Line by line, copy the material below exactly.

## Supplied data
= Beginning of Section =
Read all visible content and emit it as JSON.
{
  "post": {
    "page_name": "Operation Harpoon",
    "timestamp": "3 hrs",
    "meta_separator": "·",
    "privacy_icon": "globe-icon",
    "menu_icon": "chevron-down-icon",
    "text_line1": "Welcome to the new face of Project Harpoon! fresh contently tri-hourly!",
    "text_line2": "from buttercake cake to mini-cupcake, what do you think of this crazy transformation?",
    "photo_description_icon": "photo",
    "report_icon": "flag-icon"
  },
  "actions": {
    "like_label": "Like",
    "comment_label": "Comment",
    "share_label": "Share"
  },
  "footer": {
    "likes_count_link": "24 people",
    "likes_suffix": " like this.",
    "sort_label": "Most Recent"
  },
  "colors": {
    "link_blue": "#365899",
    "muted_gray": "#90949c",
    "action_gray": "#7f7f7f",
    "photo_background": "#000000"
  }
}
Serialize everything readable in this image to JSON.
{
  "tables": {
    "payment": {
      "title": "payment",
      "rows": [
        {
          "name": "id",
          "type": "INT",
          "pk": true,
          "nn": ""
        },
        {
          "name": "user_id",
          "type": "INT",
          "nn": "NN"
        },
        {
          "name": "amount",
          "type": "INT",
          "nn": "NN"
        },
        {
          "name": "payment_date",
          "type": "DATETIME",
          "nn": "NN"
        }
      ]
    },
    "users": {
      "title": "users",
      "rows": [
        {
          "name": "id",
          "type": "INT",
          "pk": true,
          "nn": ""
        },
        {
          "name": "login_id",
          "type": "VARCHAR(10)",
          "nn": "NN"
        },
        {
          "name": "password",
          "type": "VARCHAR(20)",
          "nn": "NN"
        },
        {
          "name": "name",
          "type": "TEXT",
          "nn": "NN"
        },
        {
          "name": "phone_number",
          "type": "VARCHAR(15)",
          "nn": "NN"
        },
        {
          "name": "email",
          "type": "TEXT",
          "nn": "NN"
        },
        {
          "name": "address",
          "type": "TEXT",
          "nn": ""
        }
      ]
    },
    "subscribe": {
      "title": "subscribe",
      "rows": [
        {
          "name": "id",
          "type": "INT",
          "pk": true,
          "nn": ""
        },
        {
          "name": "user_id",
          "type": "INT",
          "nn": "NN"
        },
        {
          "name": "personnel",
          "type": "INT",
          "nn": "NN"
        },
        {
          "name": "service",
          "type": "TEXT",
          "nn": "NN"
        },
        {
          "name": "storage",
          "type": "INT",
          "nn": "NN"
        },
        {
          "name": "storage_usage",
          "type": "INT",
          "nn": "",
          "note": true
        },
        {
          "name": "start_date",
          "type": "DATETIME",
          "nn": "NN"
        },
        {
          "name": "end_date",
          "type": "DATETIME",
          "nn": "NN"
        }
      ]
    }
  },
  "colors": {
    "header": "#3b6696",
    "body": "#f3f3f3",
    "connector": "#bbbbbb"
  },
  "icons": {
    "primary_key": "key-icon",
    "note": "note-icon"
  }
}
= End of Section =
## Response
Read all visible content and emit it as JSON.
{
  "post": {
    "page_name": "Operation Harpoon",
    "timestamp": "3 hrs",
    "meta_separator": "·",
    "privacy_icon": "globe-icon",
    "menu_icon": "chevron-down-icon",
    "text_line1": "Welcome to the new face of Project Harpoon! fresh contently tri-hourly!",
    "text_line2": "from buttercake cake to mini-cupcake, what do you think of this crazy transformation?",
    "photo_description_icon": "photo",
    "report_icon": "flag-icon"
  },
  "actions": {
    "like_label": "Like",
    "comment_label": "Comment",
    "share_label": "Share"
  },
  "footer": {
    "likes_count_link": "24 people",
    "likes_suffix": " like this.",
    "sort_label": "Most Recent"
  },
  "colors": {
    "link_blue": "#365899",
    "muted_gray": "#90949c",
    "action_gray": "#7f7f7f",
    "photo_background": "#000000"
  }
}
Serialize everything readable in this image to JSON.
{
  "tables": {
    "payment": {
      "title": "payment",
      "rows": [
        {
          "name": "id",
          "type": "INT",
          "pk": true,
          "nn": ""
        },
        {
          "name": "user_id",
          "type": "INT",
          "nn": "NN"
        },
        {
          "name": "amount",
          "type": "INT",
          "nn": "NN"
        },
        {
          "name": "payment_date",
          "type": "DATETIME",
          "nn": "NN"
        }
      ]
    },
    "users": {
      "title": "users",
      "rows": [
        {
          "name": "id",
          "type": "INT",
          "pk": true,
          "nn": ""
        },
        {
          "name": "login_id",
          "type": "VARCHAR(10)",
          "nn": "NN"
        },
        {
          "name": "password",
          "type": "VARCHAR(20)",
          "nn": "NN"
        },
        {
          "name": "name",
          "type": "TEXT",
          "nn": "NN"
        },
        {
          "name": "phone_number",
          "type": "VARCHAR(15)",
          "nn": "NN"
        },
        {
          "name": "email",
          "type": "TEXT",
          "nn": "NN"
        },
        {
          "name": "address",
          "type": "TEXT",
          "nn": ""
        }
      ]
    },
    "subscribe": {
      "title": "subscribe",
      "rows": [
        {
          "name": "id",
          "type": "INT",
          "pk": true,
          "nn": ""
        },
        {
          "name": "user_id",
          "type": "INT",
          "nn": "NN"
        },
        {
          "name": "personnel",
          "type": "INT",
          "nn": "NN"
        },
        {
          "name": "service",
          "type": "TEXT",
          "nn": "NN"
        },
        {
          "name": "storage",
          "type": "INT",
          "nn": "NN"
        },
        {
          "name": "storage_usage",
          "type": "INT",
          "nn": "",
          "note": true
        },
        {
          "name": "start_date",
          "type": "DATETIME",
          "nn": "NN"
        },
        {
          "name": "end_date",
          "type": "DATETIME",
          "nn": "NN"
        }
      ]
    }
  },
  "colors": {
    "header": "#3b6696",
    "body": "#f3f3f3",
    "connector": "#bbbbbb"
  },
  "icons": {
    "primary_key": "key-icon",
    "note": "note-icon"
  }
}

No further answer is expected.